Rowell’s latest soap opera drama mirrors her own life as one of the most popular figures on America’s premier daytime drama, “The Young & The Restless” (Y&R), which is presently celebrating its 40th Anniversary. As the feisty “Drucilla Winters,” Rowell was one of the most popular African-American figures in daytime drama and was nominated for three Day Time Emmy Awards and won 11 NAACP Image Awards — yet when she asked for an equal opportunity to try her hand as a scriptwriter, her character was killed off as a leading character.
Currently, Rowell has over 71,000 Twitter follows, and many are fans howling for Y&R to reprise her role. She advises otherwise. “Not only African-Americans, we’ve seen all ethnicities and all walks of life commenting and asking on NPR News, The Washington Post, the National Urban League and the NAACP, why in 40 years of the ‘Young and the Restless’ and there is not one African American executive anywhere, ever? Over 50 percent of the audience are African-American/Black women in the south, with the number one market in Louisiana. Now you know, that we must not be blinded by the smoke and mirrors or blinded by the on-camera talent only. Black consumers spend over $1 trillion a year. Black women are generational buyers, and the power of the purse campaign is in effect right now until we see one Black executive.”
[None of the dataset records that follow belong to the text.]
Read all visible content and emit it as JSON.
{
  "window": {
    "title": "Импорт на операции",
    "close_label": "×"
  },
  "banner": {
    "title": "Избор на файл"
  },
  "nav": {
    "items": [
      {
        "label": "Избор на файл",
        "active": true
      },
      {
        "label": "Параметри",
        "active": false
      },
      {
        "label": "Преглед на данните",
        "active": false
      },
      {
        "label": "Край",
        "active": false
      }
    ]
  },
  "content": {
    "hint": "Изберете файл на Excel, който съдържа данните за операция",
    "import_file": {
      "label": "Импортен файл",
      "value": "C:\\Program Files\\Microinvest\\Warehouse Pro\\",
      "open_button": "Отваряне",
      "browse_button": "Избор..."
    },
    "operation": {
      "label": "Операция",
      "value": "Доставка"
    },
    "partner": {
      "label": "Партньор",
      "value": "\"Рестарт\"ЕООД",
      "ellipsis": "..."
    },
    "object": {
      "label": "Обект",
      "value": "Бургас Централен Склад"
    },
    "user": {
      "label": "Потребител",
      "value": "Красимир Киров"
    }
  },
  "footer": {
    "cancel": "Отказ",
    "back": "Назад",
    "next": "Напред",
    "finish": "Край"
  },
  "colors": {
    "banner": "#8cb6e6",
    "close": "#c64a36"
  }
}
Raised in foster care, Rowell’s credits her success to the foster families that instilled in her the confidence and drive to succeed. Passionately involved in many charities, Rowell founded The Rowell Foster Children’s Positive Plan, a scholarship fund helping foster children thrive through fine arts classes, sports camps, and cultural enrichment.
For more information, visit Twitter.com to follow @victoriarowell.